Join The Conversation With Mishpacha's Weekly Newsletter



Follow That Fashion

Malkie Schulman

You’ve spent ages assembling the perfect Purim costume. But who designs your children’s wardrobe every other day of the year? Come with us as we track the complex development of frum children’s clothing from conception to hanger.

Wednesday, March 12, 2014

“Designing for our frum world involves looking for the outside trend and refining it for our community,” says fashion designer Mrs. Silky Rosenberg, owner of Frills & Freckles, a children’s and women’s clothing company in New York. In other words, it’s not so much setting the trend as translating the styles already on the market to fit the frum community’s particular needs.

To get ideas for her designs, Silky is always looking at what people are wearing. She’ll hit upscale stores in Manhattan to see what’s in, as well as trade shows.

Mrs. Yiddes Miller, owner of Headlines, an accessories store selling hats, gloves, scarves, and special-event hair decor in Boro Park and Williamsburg, clearly has fashion fever — a good thing when you need to work on new fashion lines every season.

“I feel like I’m captain of color war for 30 years!” Yiddes says. “Every few years, I have to reinvent myself and come up with new ideas. People aren’t interested in buying something that was in a few years ago. I’m constantly on the lookout for what’s new. I’ll notice an afghan at a high-end store in Manhattan and my antennae go up. I’ll think, How can I recreate it as a knit scarf?

“I was sitting at a simchah with a friend last night,” Yiddes continues, “and noticed an interesting appliqué on her sweater. It was a unique design made from velvet outlined with a novelty yarn, accented with tiny glass beads. She was in the middle of talking to me and I snapped a picture. I said, ‘I’m sorry, I didn’t hear a word you said. I just love the way that appliqué looks, and I think it would look great if I changed it to two hearts and put it on a newborn baby hat.’ I couldn’t wait to e-mail it to my manufacturers and my yarn suppliers to see if they could work something out. 

To read the rest of this story, please buy this issue of Mishpacha or sign up for a weekly subscription

Share this page with a friend. Fill in the information below, and we'll email your friend a link to this page on your behalf.

Your name
Your email address
You friend's name
Your friend's email address
Please type the characters you see in the image into the box provided.
CAPTCHA
Message

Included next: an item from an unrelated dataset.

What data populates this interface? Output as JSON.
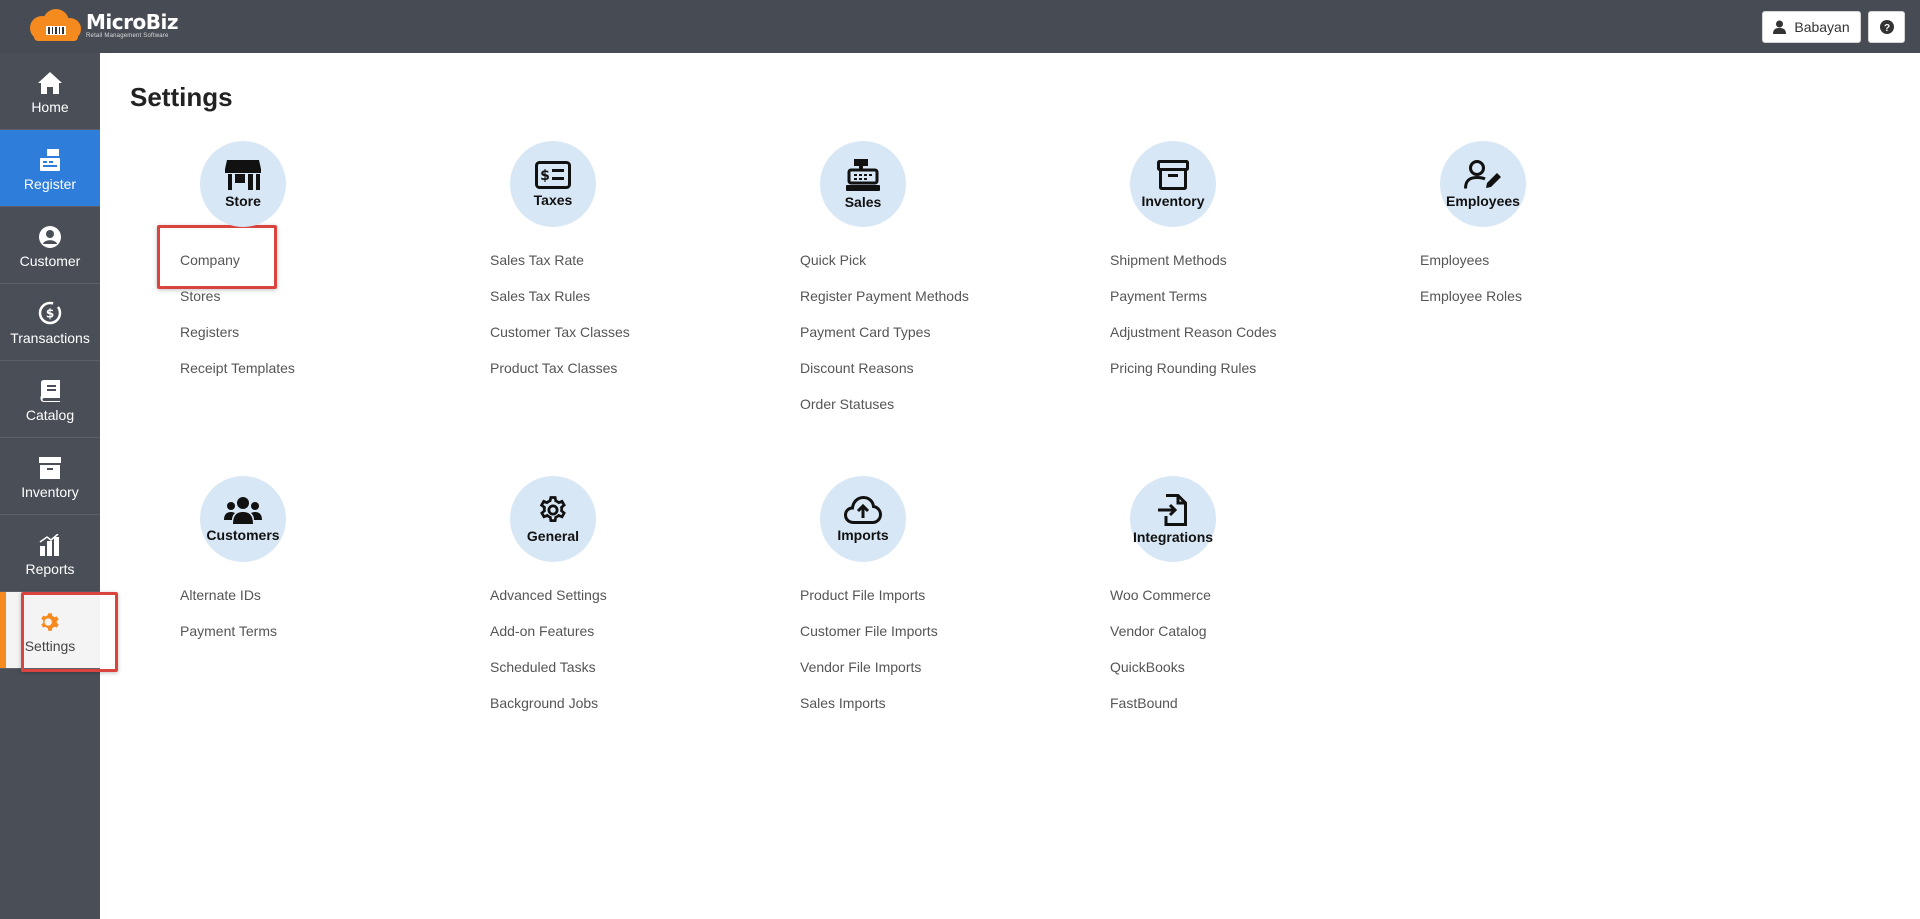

MM217
 
Evolution vs. Revolution
Shoshana Friedman I call it the “what happened to my magazine?” response
Up, Up, and Away
Rabbi Moshe Grylak What a fraught subject Eretz Yisrael is, to this day
Where Do You Come From?
Yonoson Rosenblum Could they be IDF officers with no Jewish knowledge?
Heaven Help Us
Eytan Kobre Writing about anti-Semitism should rouse, not soothe
Work/Life Solutions with Chedva Kleinhandler
Moe Mernick “Failures are our compass to success”
An Un-Scientific Survey
Rabbi Emanuel Feldman Are Jerusalemites unfriendly? Not necessarily
Out of Anger
Jacob L. Freedman How Angry Lawyer was finally able to calm down
5 Things You Didn’t Know about…Yitzy Bald
Riki Goldstein He composed his first melody at eight years old
When the Floodgates of Song Open, You’re Never Too Old
Riki Goldstein Chazzan Pinchas Wolf was unknown until three years ago
Who Helped Advance These Popular Entertainers?
Riki Goldstein Unsung deeds that boosted performers into the limelight
Your Task? Ask
Faigy Peritzman A tangible legacy I want to pass on to my children
Are You There?
Sarah Chana Radcliffe Emotional withdrawal makes others feel lonely, abandoned
A Peace of a Whole
Rebbetzin Debbie Greenblatt Love shalom more than you love being right
Seminary Applications
Rabbi Zecharya Greenwald, as told to Ariella Schiller It’s just as hard for seminaries to reject you